Every entry must appear in the output exactly as it does here.

--*--

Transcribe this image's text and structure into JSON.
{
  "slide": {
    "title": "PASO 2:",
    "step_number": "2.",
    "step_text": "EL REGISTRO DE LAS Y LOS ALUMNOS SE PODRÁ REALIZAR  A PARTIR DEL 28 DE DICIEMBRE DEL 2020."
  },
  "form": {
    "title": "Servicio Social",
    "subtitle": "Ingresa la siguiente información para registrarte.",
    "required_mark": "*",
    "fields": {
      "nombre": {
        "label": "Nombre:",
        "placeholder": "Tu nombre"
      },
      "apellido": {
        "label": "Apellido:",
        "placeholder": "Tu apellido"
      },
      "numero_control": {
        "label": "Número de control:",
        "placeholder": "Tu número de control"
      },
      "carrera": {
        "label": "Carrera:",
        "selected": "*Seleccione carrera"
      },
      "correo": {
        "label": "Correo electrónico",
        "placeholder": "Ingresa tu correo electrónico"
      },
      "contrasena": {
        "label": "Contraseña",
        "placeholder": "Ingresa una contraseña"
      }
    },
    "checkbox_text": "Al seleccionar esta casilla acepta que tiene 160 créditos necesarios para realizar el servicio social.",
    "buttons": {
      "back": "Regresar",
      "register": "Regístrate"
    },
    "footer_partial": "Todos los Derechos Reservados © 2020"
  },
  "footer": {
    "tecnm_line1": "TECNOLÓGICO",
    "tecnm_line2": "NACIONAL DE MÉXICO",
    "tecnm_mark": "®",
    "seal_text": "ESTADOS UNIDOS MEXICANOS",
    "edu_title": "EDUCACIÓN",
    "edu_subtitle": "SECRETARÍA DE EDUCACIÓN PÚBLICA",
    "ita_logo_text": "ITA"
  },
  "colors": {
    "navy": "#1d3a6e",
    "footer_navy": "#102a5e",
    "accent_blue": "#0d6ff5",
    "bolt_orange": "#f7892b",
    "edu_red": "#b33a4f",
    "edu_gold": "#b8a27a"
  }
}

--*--

- Written solution -
Transcribe this image's text and structure into JSON.
{
  "slide": {
    "title": "PASO 2:",
    "step_number": "2.",
    "step_text": "EL REGISTRO DE LAS Y LOS ALUMNOS SE PODRÁ REALIZAR  A PARTIR DEL 28 DE DICIEMBRE DEL 2020."
  },
  "form": {
    "title": "Servicio Social",
    "subtitle": "Ingresa la siguiente información para registrarte.",
    "required_mark": "*",
    "fields": {
      "nombre": {
        "label": "Nombre:",
        "placeholder": "Tu nombre"
      },
      "apellido": {
        "label": "Apellido:",
        "placeholder": "Tu apellido"
      },
      "numero_control": {
        "label": "Número de control:",
        "placeholder": "Tu número de control"
      },
      "carrera": {
        "label": "Carrera:",
        "selected": "*Seleccione carrera"
      },
      "correo": {
        "label": "Correo electrónico",
        "placeholder": "Ingresa tu correo electrónico"
      },
      "contrasena": {
        "label": "Contraseña",
        "placeholder": "Ingresa una contraseña"
      }
    },
    "checkbox_text": "Al seleccionar esta casilla acepta que tiene 160 créditos necesarios para realizar el servicio social.",
    "buttons": {
      "back": "Regresar",
      "register": "Regístrate"
    },
    "footer_partial": "Todos los Derechos Reservados © 2020"
  },
  "footer": {
    "tecnm_line1": "TECNOLÓGICO",
    "tecnm_line2": "NACIONAL DE MÉXICO",
    "tecnm_mark": "®",
    "seal_text": "ESTADOS UNIDOS MEXICANOS",
    "edu_title": "EDUCACIÓN",
    "edu_subtitle": "SECRETARÍA DE EDUCACIÓN PÚBLICA",
    "ita_logo_text": "ITA"
  },
  "colors": {
    "navy": "#1d3a6e",
    "footer_navy": "#102a5e",
    "accent_blue": "#0d6ff5",
    "bolt_orange": "#f7892b",
    "edu_red": "#b33a4f",
    "edu_gold": "#b8a27a"
  }
}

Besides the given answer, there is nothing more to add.